It's a development that would advance the region from featured-player status as a movie location to leading role as a filmmaking hub.
Yesterday, Pacifica Ventures, principal of the Albuquerque Studios in New Mexico, announced plans for a $75 million entertainment production facility in the Philadelphia area to open in the fall of 2008.
For Pacifica, based in Santa Monica, Calif., the three most important words in movie real estate are incentive, incentive, incentive. Hal Katersky, the company's managing director, credited Pennsylvania's recent tax-incentive package for filmmakers, the Greater Philadelphia Film Office's outstanding work, and the region's natural and architectural blessings with sealing the deal.
His company is considering sites in Bucks, Delaware and Philadelphia Counties for a 500,000-square-foot facility. "I wouldn't be surprised to see a permanent workforce of into the thousands," Katersky predicted.
"This is concrete proof that there are consequences to what happens in Harrisburg," Gov. Rendell said at a news conference yesterday at his Philadelphia office, where Katersky made the announcement. The governor referred to recent hard-won legislation providing $75 million in credits to offset taxes incurred by producers making movies, TV shows and commercials.
"We're looking to develop a state aid package of up to $10 million," the governor said. The remaining $65 million will come from private investors.
Despite the region's popularity as a location for movies diverse as Trading Places, The Sixth Sense and Invincible, many productions come to Philadelphia, shoot exteriors and return to Hollywood to complete the film, limiting the number of production days and dollars spent here. (Even so, the film office has generated almost $2 billion in economic impact since 1992, $166 million in calendar year 2006.)
"Philadelphia long has been a setting, a good place to shoot," Sharon Pinkenson, head of the Greater Philadelphia Film Office, said yesterday. "But to become a permanent center for filmmaking you need a production facility and skilled workers."
A studio, said Jose Rodriguez, business partner of local horrormeister M. Night Shyamalan, "means the difference between moviemaking as a cottage industry and, well, an industry."
Production designer Tim Galvin, who liked the area so much when he worked for Jonathan Demme on Philadelphia and Beloved that he relocated from New York, said that "a studio is the thing that will make the difference between Philadelphia as a movie whistlestop and Philadelphia as a moviemaking capital."
If you build it, will they come? In New Mexico, where Pacifica opened the Albuquerque Studios in March, Sony Pictures announced in May that it would relocate Imageworks, its animation division and 350 employees, to a new building on the studio lot. Already Albuquerque Studios, which benefits from many of the incentives offered in Pennsylvania, is booked well into 2008.

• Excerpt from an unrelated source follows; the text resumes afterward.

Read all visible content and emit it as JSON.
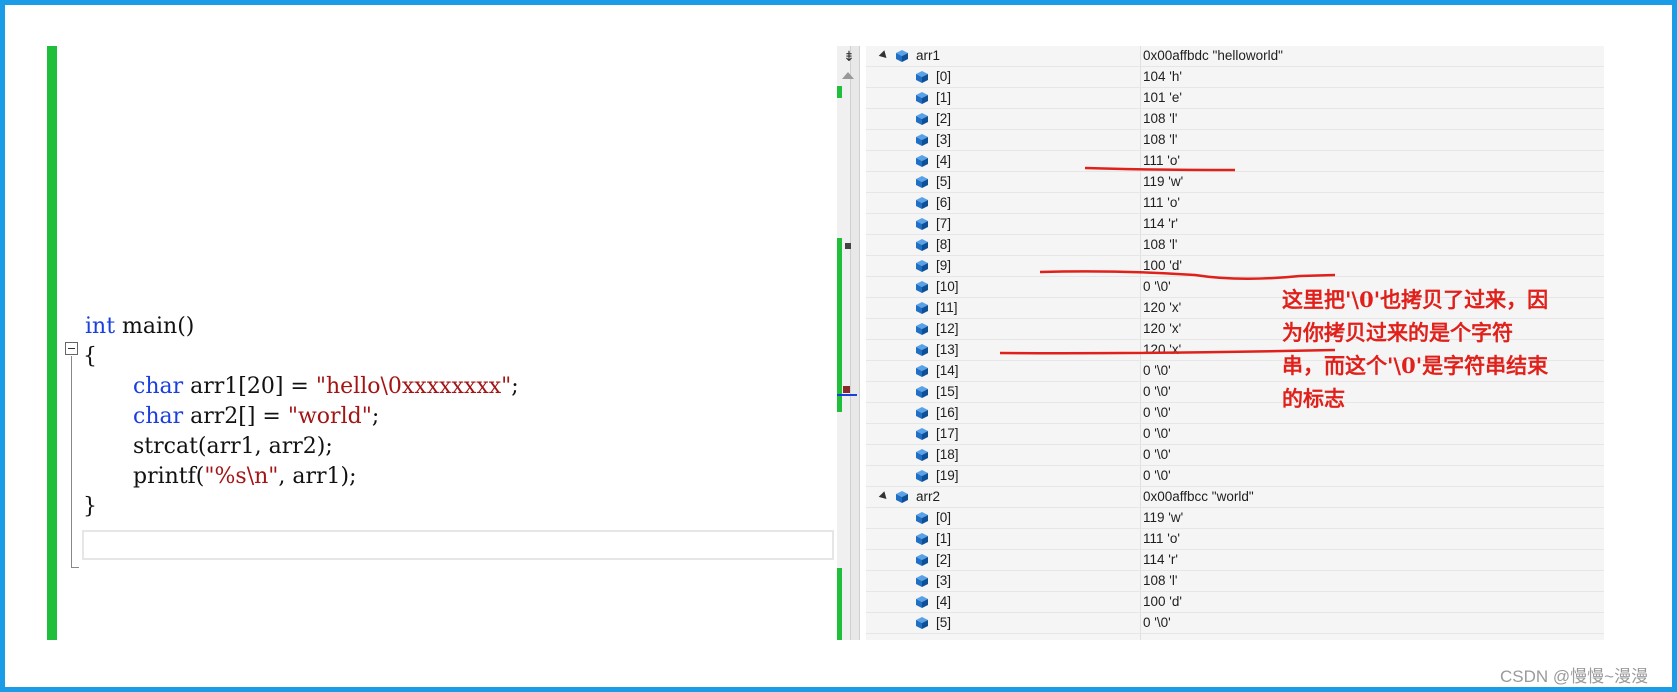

A regional film facility has been Pinkenson's priority ever since she assumed duties in 1992. In the city where Siegmund Lubin built one of the world's first movie studios, in 1910, there hasn't been a dedicated film and television center for more than 80 years.
Over the last decade, Will Smith and Shyamalan have talked about a soundstage at Broad and Washington in Philadelphia, but the plans never materialized.
This is different," the governor said yesterday, "because Pacifica is a proven operator."
Jeffrey Rotwitt, a Philadelphia lawyer who is partnering with Pacifica to finance the venture, said the city's wage tax might give the advantage to a suburban site.
"As a practical matter many people would prefer to shoot outside Philadelphia County," Rotwitt said.
Pinkenson said yesterday that she would try to make Philadelphia more competitive: "I'm planning to talk with the next mayor about an incentive program that would give relief from the most onerous city taxes and make Philadelphia a more attractive filmmaking destination."
Earlier this year, Moviemaker magazine ranked Philadelphia second after New York as the top U.S. city for making films.
The Pacifica project "has so much potential to create and build an industry of high-paying employment," said Rotwitt, who envisions the new studio as entertainment-center with its own studio tour.
Rodriguez, speaking from the set of Shyamalan's The Happening, is elated by the prospect of a local studio where movies are made year-round.
"Right now, a lot of our crew plans to finish our movie and then start on Peter Jackson's The Lovely Bones [which begins shooting in October].
"With a studio here and movies in production all year, crew people will spend more time here, they'll buy houses and establish the roots of a blooming new industry."